| Brief |
Please find the lines in the following records that hold "example", and copy them.

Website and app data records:
※

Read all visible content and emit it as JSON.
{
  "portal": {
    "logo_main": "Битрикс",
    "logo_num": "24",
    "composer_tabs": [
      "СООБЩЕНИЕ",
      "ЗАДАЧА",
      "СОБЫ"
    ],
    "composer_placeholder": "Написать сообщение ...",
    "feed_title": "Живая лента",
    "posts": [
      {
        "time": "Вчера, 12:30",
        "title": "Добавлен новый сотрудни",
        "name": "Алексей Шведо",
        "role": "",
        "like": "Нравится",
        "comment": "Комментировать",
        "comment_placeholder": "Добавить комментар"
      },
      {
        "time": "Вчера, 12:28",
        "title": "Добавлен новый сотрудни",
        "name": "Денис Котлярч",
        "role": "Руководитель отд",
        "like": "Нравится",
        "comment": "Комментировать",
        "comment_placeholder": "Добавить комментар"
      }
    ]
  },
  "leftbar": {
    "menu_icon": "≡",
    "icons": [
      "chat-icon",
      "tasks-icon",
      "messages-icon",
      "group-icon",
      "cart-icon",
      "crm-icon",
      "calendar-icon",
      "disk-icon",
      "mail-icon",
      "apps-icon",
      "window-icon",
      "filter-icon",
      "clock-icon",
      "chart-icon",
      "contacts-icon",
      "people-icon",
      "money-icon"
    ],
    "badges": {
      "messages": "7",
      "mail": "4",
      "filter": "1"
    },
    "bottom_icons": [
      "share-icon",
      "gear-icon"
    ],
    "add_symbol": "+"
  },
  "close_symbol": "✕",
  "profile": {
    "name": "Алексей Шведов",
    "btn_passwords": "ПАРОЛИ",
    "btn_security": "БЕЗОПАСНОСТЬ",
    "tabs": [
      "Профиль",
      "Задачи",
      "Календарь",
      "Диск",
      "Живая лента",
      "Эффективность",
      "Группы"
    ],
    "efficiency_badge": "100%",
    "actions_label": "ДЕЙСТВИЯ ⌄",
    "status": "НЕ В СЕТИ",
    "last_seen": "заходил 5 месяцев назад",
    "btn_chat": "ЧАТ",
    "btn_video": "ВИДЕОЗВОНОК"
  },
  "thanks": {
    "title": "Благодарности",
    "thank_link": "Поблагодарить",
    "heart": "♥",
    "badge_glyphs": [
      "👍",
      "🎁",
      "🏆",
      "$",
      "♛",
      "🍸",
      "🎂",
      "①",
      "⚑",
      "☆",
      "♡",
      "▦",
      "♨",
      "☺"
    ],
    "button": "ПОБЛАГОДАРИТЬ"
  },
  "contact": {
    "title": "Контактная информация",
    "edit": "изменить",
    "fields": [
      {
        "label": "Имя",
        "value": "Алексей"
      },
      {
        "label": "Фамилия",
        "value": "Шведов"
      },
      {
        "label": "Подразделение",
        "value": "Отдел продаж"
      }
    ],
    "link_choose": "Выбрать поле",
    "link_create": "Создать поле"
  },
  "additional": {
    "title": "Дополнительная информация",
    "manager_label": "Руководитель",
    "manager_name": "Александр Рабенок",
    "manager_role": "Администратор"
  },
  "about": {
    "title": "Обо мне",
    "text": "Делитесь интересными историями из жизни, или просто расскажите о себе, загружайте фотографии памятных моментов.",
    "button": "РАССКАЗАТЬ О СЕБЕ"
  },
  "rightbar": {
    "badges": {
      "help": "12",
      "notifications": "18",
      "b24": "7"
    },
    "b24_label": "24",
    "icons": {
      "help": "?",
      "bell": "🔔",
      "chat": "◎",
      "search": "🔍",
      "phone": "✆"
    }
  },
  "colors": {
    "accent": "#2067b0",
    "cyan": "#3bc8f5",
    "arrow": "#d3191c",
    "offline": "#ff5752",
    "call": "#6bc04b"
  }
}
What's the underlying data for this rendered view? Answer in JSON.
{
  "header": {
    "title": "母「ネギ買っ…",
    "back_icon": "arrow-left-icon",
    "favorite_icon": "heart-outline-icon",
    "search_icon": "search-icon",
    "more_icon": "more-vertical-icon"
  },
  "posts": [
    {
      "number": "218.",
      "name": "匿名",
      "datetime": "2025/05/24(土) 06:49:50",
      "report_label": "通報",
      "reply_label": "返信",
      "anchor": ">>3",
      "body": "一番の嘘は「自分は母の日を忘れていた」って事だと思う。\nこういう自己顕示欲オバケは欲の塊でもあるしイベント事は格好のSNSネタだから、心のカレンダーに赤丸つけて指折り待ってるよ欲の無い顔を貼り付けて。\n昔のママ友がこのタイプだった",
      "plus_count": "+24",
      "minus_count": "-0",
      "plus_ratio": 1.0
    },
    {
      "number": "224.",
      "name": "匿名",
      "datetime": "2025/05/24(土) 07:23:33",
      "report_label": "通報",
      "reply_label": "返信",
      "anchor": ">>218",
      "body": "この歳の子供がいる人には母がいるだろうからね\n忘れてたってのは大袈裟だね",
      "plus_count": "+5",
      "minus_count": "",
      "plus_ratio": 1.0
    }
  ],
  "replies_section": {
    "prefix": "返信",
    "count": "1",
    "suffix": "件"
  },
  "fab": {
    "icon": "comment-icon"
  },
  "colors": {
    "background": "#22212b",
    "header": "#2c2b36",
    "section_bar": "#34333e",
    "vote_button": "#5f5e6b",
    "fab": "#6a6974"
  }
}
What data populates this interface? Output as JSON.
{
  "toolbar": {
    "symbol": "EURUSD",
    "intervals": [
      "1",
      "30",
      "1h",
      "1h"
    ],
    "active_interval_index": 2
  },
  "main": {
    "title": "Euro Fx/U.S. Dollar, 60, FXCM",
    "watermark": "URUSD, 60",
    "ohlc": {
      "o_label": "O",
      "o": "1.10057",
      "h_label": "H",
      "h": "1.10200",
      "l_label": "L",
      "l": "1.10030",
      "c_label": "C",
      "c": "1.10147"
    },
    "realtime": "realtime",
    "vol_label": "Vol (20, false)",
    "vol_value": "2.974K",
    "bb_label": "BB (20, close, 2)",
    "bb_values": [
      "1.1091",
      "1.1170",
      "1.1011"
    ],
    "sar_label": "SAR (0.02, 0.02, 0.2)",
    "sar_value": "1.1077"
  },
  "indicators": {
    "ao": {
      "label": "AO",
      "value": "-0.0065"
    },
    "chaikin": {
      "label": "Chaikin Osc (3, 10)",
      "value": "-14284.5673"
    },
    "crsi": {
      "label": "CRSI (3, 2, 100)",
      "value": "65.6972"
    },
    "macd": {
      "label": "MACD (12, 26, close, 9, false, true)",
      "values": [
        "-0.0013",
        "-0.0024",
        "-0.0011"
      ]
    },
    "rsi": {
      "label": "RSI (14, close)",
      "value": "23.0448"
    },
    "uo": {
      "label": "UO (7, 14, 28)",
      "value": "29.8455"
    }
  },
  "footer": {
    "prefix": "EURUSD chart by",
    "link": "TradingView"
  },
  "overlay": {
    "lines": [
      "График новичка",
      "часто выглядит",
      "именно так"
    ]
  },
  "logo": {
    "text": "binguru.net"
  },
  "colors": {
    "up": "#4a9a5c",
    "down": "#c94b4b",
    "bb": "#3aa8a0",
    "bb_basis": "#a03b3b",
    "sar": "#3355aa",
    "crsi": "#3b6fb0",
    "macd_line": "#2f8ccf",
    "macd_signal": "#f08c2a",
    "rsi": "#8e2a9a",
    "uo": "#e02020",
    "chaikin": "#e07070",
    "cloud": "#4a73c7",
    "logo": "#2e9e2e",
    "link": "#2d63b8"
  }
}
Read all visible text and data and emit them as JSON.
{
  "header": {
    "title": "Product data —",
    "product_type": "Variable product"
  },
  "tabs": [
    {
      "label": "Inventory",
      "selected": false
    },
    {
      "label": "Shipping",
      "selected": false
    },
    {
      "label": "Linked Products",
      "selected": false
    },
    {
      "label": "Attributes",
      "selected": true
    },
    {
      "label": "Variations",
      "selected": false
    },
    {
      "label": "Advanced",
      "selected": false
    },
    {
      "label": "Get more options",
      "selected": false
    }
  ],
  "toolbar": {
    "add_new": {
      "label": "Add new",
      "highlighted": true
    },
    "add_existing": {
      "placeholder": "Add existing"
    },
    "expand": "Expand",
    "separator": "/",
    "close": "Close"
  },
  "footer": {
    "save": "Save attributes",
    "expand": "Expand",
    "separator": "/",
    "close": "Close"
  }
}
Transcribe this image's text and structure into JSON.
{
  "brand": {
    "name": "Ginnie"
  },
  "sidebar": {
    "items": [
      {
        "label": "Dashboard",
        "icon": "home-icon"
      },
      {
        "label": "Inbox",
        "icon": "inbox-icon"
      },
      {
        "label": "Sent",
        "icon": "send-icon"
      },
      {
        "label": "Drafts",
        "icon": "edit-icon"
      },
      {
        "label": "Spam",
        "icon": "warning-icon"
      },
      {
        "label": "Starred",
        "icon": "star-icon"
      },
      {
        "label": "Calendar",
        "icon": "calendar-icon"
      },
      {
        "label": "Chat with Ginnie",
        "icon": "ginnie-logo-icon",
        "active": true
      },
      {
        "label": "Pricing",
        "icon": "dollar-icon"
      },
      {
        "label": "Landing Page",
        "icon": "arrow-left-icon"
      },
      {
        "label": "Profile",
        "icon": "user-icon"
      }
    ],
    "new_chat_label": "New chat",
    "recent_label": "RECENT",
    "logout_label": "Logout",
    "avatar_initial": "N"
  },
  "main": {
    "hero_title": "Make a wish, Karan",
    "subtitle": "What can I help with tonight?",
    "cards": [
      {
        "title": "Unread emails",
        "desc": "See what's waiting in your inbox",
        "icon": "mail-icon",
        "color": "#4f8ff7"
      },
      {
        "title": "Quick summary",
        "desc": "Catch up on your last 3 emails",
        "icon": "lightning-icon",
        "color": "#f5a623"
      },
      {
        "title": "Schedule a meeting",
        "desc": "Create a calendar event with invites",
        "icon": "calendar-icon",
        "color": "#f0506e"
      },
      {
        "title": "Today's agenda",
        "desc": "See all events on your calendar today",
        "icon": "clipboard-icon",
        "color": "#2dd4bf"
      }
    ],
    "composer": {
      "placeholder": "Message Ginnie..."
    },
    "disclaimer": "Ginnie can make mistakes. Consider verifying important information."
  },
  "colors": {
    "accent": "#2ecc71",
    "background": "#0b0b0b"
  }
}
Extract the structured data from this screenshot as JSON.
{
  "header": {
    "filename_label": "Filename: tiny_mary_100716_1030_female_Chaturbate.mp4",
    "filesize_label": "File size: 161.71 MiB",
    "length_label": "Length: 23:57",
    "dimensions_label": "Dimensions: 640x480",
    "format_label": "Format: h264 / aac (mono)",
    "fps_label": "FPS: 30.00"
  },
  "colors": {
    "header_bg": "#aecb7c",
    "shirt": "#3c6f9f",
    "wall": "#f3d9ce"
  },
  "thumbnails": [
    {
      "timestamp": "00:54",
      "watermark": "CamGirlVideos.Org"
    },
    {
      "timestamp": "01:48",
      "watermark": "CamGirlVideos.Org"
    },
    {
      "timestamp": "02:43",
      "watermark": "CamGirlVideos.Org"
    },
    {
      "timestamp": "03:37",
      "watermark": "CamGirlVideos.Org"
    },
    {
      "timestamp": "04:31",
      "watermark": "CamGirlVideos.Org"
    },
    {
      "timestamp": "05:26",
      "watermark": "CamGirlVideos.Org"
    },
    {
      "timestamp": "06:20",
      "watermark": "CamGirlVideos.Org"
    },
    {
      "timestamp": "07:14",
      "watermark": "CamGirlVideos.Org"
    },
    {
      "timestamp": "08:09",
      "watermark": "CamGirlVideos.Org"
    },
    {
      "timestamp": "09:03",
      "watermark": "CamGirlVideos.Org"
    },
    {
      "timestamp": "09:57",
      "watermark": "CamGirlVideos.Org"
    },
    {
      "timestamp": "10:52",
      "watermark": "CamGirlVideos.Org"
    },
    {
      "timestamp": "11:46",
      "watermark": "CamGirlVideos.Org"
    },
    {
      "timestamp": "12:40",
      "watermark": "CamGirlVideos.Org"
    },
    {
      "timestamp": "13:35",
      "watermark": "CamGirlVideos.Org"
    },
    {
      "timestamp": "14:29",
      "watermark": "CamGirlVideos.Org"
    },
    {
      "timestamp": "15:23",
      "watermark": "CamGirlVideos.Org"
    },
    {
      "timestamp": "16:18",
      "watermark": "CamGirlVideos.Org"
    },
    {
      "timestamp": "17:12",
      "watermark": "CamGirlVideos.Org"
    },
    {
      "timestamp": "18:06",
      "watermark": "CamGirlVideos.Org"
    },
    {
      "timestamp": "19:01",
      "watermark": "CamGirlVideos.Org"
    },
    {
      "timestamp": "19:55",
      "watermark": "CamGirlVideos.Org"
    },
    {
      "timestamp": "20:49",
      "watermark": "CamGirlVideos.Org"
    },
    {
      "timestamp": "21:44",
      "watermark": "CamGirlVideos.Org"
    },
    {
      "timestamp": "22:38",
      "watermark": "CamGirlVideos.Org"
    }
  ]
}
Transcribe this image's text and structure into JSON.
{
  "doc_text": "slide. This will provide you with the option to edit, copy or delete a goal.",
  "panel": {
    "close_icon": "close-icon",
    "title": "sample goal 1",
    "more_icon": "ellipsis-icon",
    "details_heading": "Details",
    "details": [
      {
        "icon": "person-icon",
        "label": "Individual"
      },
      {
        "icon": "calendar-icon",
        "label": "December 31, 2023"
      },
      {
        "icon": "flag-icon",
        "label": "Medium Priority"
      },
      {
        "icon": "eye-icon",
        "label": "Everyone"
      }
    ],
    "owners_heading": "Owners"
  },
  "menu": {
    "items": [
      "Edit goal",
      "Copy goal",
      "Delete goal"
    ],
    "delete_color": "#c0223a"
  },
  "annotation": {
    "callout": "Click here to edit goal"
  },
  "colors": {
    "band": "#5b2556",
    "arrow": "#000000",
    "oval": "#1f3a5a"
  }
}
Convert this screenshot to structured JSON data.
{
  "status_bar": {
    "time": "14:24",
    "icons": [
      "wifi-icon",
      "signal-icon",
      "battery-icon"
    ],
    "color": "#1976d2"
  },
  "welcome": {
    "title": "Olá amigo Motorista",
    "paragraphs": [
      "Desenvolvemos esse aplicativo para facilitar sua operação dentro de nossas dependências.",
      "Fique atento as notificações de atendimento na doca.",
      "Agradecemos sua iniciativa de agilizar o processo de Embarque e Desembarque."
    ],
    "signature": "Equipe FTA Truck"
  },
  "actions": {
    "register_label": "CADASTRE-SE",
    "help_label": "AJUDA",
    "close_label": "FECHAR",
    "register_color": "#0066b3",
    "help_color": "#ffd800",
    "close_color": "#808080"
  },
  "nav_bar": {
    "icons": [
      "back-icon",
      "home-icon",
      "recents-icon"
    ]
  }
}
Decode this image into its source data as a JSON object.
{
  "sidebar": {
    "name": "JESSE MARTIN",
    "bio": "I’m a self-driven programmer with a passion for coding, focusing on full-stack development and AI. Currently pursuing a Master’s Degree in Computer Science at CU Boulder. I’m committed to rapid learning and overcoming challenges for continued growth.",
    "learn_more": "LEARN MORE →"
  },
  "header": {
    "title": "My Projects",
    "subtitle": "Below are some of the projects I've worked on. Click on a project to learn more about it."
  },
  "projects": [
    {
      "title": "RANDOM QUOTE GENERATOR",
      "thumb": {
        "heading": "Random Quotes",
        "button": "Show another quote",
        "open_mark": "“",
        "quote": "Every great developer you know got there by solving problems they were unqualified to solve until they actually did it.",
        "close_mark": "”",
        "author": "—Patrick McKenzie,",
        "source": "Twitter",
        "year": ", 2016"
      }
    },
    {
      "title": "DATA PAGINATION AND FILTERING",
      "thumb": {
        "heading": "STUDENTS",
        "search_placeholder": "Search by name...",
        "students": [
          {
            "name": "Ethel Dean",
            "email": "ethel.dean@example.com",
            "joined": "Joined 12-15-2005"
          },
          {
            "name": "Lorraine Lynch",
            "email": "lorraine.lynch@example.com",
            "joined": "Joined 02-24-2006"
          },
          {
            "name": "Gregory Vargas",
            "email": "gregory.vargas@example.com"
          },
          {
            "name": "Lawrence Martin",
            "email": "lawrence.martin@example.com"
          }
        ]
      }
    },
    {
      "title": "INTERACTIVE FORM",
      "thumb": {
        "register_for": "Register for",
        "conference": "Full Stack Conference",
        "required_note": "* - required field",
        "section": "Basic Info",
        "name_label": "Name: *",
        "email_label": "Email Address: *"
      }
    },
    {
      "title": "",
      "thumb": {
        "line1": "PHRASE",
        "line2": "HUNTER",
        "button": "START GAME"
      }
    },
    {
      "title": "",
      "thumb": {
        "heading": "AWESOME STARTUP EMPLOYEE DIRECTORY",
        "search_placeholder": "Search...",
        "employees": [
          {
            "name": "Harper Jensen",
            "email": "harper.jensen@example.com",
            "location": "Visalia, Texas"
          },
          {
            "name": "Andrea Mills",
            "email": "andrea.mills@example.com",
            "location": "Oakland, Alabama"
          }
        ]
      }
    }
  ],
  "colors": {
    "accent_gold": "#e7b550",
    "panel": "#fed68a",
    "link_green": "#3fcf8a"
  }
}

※

| Finished task |
            "email": "ethel.dean@example.com",
            "email": "lorraine.lynch@example.com",
            "email": "gregory.vargas@example.com"
            "email": "lawrence.martin@example.com"
            "email": "harper.jensen@example.com",
            "email": "andrea.mills@example.com",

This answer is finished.